Red Knights, Killer Algos and Fat Tails
With Knight in total implosion mode, we would like to review a few good videos on antifragility, fat tails, the predictability of the unpredictable, flash crash and some up to date charts on the falling Red Knight.
Computers and algos are great, but you just need to have that big red stop button active. If one Algo can cause such harm, imagine having a few of those algos, operated by quant guys in their early twenties.
What could possibly go wrong?
The Flash Crash reminder
And on the Knight subject by our friends at Nanex.
On August 1, 2012, starting at market open (9:30 EDT), our monitoring software alarms went off on hundreds of symbols. Looking closer at the data, we found many stocks had extremely high trade rates: several stocks sustained more than 100 trades per second.
We will continue updating this page with more details, be sure to refresh when visiting.
Updated 02-Aug-20120 7:05am EDT.
What Really Happened, or How to Test Your New Market Making Software and Avoid Detection and Losing a Pile of Money, Fast
What follows should strike you as crazy. If it doesn’t, read it again, because it is.
The following 3 charts plot non-ISO trades (regular trade condition) reported from NYSE in the stock of Exelon Corporation (symbol EXC). By plotting and connecting only regular trades from NYSE we get a clearer picture of the nature (some might say horror) of this event.
1. EXC One second interval chart. Circles are trades, the blue coloring is the NYSE bid and ask which is mostly covered by gray lines that connect the trades.
If we zoom in and look at what happens under one second, then a clear pattern emerges. We think it’s important to note that the SEC claimed there is no value to be gained from looking at data in time resolutions under a second “because it is just noise”. We strongly disagree.

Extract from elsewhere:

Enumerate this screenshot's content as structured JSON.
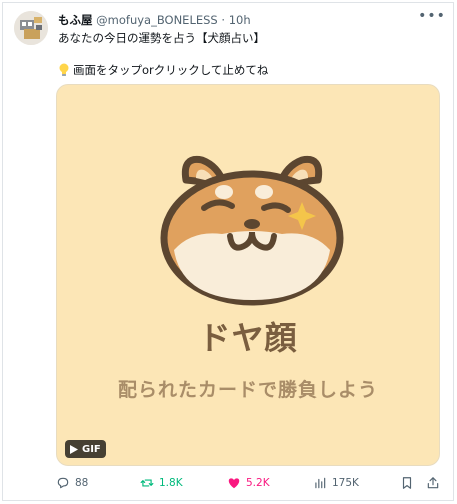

2. A 25 millisecond interval chart that zooms into a 27 second period of the chart above. Now the gray lines connecting trades are more clearly visible. NYSE’s bid/ask is the blue shaded area (the bid price is the bottom of the shading, and the ask is the top).
The next 2 charts illustrate trades executions that ping-pong between hitting the ask and hitting the bid. As if someone is buying at the offer and then, almost immediately, selling at the bid, then buying at the offer, then selling at the bid and so forth. It turns out, the gray shading you see in charts above are the zig-zag lines connecting the alternating buy and sell executions. That’s right, almost all these trades alternate between buying at the offer and selling at the bid, which means losing the difference in price. In the case of EXC, that means losing about 15 cents on every pair of trades. Do that 40 times a second, 2400 times a minute, and you now have a system that’s very efficient at burning money.
Wall Street is very good at minting money. Burning money? Not for 30 minutes. More likely, for some of the stocks, such as EXC and NOK (shown below) the same firm was on both sides of each trade and were simply testing out new market making software. After all, the NYSE started their new Retail Liquidity Price Improvement Program the very same day, and only NYSE listed stocks were involved in this event. Also note that many of the trade executions are inside the bid/ask; something very unusual for trades and quotes from NYSE. Also, virtually all these trades are for 100 shares – the minimum number required to be reported in the system. And the timing of the trades is very evenly spaced, too evenly spaced. And many examples show a buy and sell appearing at virtually the same time, so close that the second trade has the very next exchange sequence number. Furthermore, the bid/ask spread remains very stable during this rapid buying and selling. Had these been real orders, the bid/ask spread would have quickly widened.
If this is true, then this firm would not have incurred any trading losses. They would have just ended up painting the tape. With a firehose.
This wouldn’t be the first time something like this happened. Maybe it will be the first time the SEC does something. Anything. But not likely.
3. Zooming in to a 1 millisecond interval chart, we can see one second of data which shows 39 trades.
4. A 25 millisecond interval chart of Nokia (NOK) showing the same pattern as above. Note: this chart shows bids and offers from NYSE as blue triangles instead of shading. There are so many trades that they appear as a coiling black mass. In Nokia, the trade rate was a steady 200 per second for many minutes.
List of affected symbols showing #Trades, Volume, and High, Low, Last data.
We snapped the top 500 stocks with the highest number of trades at 9:59:45 and then removed those that don’t appear to have been affected. For reference, we included SPY because it almost always has the highest number of trades. It is #52 in this list, which means an unprecedented 51 other stocks had more trades than SPY at 9:59:45.
The following 6 charts are 1 second interval charts of symbol VPU
1. Showing all trades color coded by reporting exchange.
2. Showing only ISO trades color coded by reporting exchange.
Trades with the ISO condition result from Intermarket Sweep Orders which can only be used by firms directly connected to exchanges. It is an indication of HFT
3. Excluding ISO trades. Note how nearly all of these trades are from NYSE-ARCA and are mostly 100 shares.
4. Showing best bids and offers color coded by exchange.
5. Showing all bids and offers color coded by exchange.
How to read Nanex Tick Charts